‘Never faced a situation like this’: NWT declares states of emergency as fire crisis deepens

In the lead up, staff had meetings once a day and then twice or more as the flames approached.

They also already had personnel in Fishermen’s Memorial Hospital who helped ensure the right number of beds, mattresses and any specialized equipment was there or could be transported.

They also carried paper copies of patients’ medical records, in case new staff had any difficulty accessing the files digitally.

Click to play video: 'N.W.T. wildfires: Yellowknife is emptying as evacuees arrive in Edmonton'
N.W.T. wildfires: Yellowknife is emptying as evacuees arrive in Edmonton

Edmonton emergency physician Dr. Louis Francescutti, who cared for patients taken from Fort McMurray’s hospital during the 2016 wildfires, said it is vitally important that health-care administrators sort out the logistics before an evacuation.

Story continues below advertisement

“Any upcoming surgeries that are urgent, that need to be done, have to be passed on to the receiving facility, as well,” he said.

He also said its important all residents, not just those needing immediate care, take responsibility for themselves and stock up on gas, batteries and cash.

“Ensure that you’re able to take care of yourself for at least the first 48 hours. Don’t rely on others.

Click to play video: 'Some Yellowknife hospital patients to be airlifted to YVR amid wildfire'
Some Yellowknife hospital patients to be airlifted to YVR amid wildfire

“It’s not as if 20,000 people are going to show up needing health-care the moment they arrive,” he said, referencing the population of Yellowknife.

“But they have to be prepared. So they should have enough of their medication so that… they’re not going to run out of their heart meds or their birth control pills or their asthma puffers.”

Story continues below advertisement

Speaking from Edmonton, he also recommended people have a written list of their medical conditions that they can give to health-care workers if needed.

Everyone needs to be able to adapt very quickly to changing conditions, he stressed.

Click to play video: '‘Run for your life’: NWT residents flee wildfires, find refuge in Alberta'
‘Run for your life’: NWT residents flee wildfires, find refuge in Alberta

Francescutti also said health-care workers in the process of evacuation need to be able to take care of themselves and each other, and not just patients.

Nixon admitted that is something they didn’t anticipate.

“The area that the hospital was in was in a evacuation zone,” she said.

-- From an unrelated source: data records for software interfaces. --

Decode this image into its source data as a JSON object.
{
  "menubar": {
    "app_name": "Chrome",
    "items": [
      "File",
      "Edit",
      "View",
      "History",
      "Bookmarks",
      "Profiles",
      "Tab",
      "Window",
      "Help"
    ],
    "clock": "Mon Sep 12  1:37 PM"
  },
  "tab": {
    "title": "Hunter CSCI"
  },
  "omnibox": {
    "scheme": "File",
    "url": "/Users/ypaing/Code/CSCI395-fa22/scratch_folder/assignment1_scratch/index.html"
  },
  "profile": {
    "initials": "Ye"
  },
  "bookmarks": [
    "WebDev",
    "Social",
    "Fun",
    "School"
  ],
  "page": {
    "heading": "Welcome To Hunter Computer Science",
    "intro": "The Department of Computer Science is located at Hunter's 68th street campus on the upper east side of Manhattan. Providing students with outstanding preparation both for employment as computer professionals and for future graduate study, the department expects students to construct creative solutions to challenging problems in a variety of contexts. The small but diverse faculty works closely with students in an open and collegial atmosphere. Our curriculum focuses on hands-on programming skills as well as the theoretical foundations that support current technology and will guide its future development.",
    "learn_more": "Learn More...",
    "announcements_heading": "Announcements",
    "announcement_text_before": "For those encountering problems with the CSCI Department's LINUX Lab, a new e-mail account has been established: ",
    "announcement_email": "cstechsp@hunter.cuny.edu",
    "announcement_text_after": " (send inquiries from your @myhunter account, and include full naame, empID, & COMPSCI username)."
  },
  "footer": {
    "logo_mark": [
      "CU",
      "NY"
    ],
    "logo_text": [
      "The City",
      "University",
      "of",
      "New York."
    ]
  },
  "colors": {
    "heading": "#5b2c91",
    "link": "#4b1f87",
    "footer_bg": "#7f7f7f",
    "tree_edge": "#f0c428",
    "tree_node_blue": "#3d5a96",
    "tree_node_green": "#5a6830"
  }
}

“And we didn’t consider how staff and physicians would get their vehicles off the property afterwards.”

She said the health authority now has plans in place.

Advertisement

Sponsored content

AdChoices